EXERCISE =
Set down each record that follows exactly. Drop the images.

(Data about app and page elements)
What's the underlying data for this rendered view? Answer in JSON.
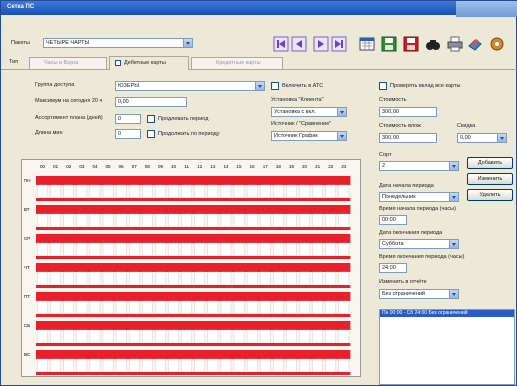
{
  "window": {
    "title": "Сетка ПС"
  },
  "toolbar": {
    "price_label": "Пакеты",
    "price_value": "ЧЕТЫРЕ  ЧАРТЫ",
    "icons": [
      "first-icon",
      "prev-icon",
      "next-icon",
      "last-icon",
      "calendar-icon",
      "save-icon",
      "delete-icon",
      "find-icon",
      "print-icon",
      "export-icon"
    ]
  },
  "tabs": {
    "label": "Тип",
    "items": [
      "Часы и Воркз",
      "Дебетные карты",
      "Кредитные карты"
    ]
  },
  "left_form": {
    "group_label": "Группа доступа",
    "group_value": "ЮЗЕРЫ",
    "max_label": "Максимум на сегодня 20 ч",
    "max_value": "0,00",
    "limit_label": "Ассортимент плана (дней)",
    "limit_value": "0",
    "limit_check_label": "Продлевать период",
    "days_label": "Длина мин",
    "days_value": "0",
    "days_check_label": "Продолжать по периоду",
    "ats_check_label": "Включить в АТС",
    "install_label": "Установка \"Клиента\"",
    "install_value": "Установка с вкл.",
    "source_label": "Источник / \"Сравнение\"",
    "source_value": "Источник График"
  },
  "right_form": {
    "sale_check_label": "Проверять вклад все карты",
    "cost_label": "Стоимость",
    "cost_value": "300,00",
    "unit_label": "Стоимость влож",
    "unit_value": "300,00",
    "discount_label": "Скидка",
    "discount_value": "0,00"
  },
  "side": {
    "card_label": "Сорт",
    "card_value": "2",
    "add_button": "Добавить",
    "change_button": "Изменить",
    "delete_button": "Удалить",
    "start_label": "Дата начала периода",
    "start_value": "Понедельник",
    "period_label": "Время начала периода (часы)",
    "period_value": "00:00",
    "end_label": "Дата окончания периода",
    "end_value": "Суббота",
    "end_time_label": "Время окончания периода (часы)",
    "end_time_value": "24:00",
    "visible_label": "Изменить в отчёте",
    "visible_value": "Без ограничений",
    "list_selected": "Пн 00:00 - Сб 24:00 Без ограничений"
  },
  "grid": {
    "hours": [
      "00",
      "01",
      "02",
      "03",
      "04",
      "05",
      "06",
      "07",
      "08",
      "09",
      "10",
      "11",
      "12",
      "13",
      "14",
      "15",
      "16",
      "17",
      "18",
      "19",
      "20",
      "21",
      "22",
      "23"
    ],
    "days": [
      "ПН",
      "ВТ",
      "СР",
      "ЧТ",
      "ПТ",
      "СБ",
      "ВС"
    ],
    "colors": {
      "band": "#e8202c",
      "cell": "#ffffff"
    }
  }
}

ANSWER TO THIS PROBLEM =
What's the underlying data for this rendered view? Answer in JSON.
{
  "window": {
    "title": "Сетка ПС"
  },
  "toolbar": {
    "price_label": "Пакеты",
    "price_value": "ЧЕТЫРЕ  ЧАРТЫ",
    "icons": [
      "first-icon",
      "prev-icon",
      "next-icon",
      "last-icon",
      "calendar-icon",
      "save-icon",
      "delete-icon",
      "find-icon",
      "print-icon",
      "export-icon"
    ]
  },
  "tabs": {
    "label": "Тип",
    "items": [
      "Часы и Воркз",
      "Дебетные карты",
      "Кредитные карты"
    ]
  },
  "left_form": {
    "group_label": "Группа доступа",
    "group_value": "ЮЗЕРЫ",
    "max_label": "Максимум на сегодня 20 ч",
    "max_value": "0,00",
    "limit_label": "Ассортимент плана (дней)",
    "limit_value": "0",
    "limit_check_label": "Продлевать период",
    "days_label": "Длина мин",
    "days_value": "0",
    "days_check_label": "Продолжать по периоду",
    "ats_check_label": "Включить в АТС",
    "install_label": "Установка \"Клиента\"",
    "install_value": "Установка с вкл.",
    "source_label": "Источник / \"Сравнение\"",
    "source_value": "Источник График"
  },
  "right_form": {
    "sale_check_label": "Проверять вклад все карты",
    "cost_label": "Стоимость",
    "cost_value": "300,00",
    "unit_label": "Стоимость влож",
    "unit_value": "300,00",
    "discount_label": "Скидка",
    "discount_value": "0,00"
  },
  "side": {
    "card_label": "Сорт",
    "card_value": "2",
    "add_button": "Добавить",
    "change_button": "Изменить",
    "delete_button": "Удалить",
    "start_label": "Дата начала периода",
    "start_value": "Понедельник",
    "period_label": "Время начала периода (часы)",
    "period_value": "00:00",
    "end_label": "Дата окончания периода",
    "end_value": "Суббота",
    "end_time_label": "Время окончания периода (часы)",
    "end_time_value": "24:00",
    "visible_label": "Изменить в отчёте",
    "visible_value": "Без ограничений",
    "list_selected": "Пн 00:00 - Сб 24:00 Без ограничений"
  },
  "grid": {
    "hours": [
      "00",
      "01",
      "02",
      "03",
      "04",
      "05",
      "06",
      "07",
      "08",
      "09",
      "10",
      "11",
      "12",
      "13",
      "14",
      "15",
      "16",
      "17",
      "18",
      "19",
      "20",
      "21",
      "22",
      "23"
    ],
    "days": [
      "ПН",
      "ВТ",
      "СР",
      "ЧТ",
      "ПТ",
      "СБ",
      "ВС"
    ],
    "colors": {
      "band": "#e8202c",
      "cell": "#ffffff"
    }
  }
}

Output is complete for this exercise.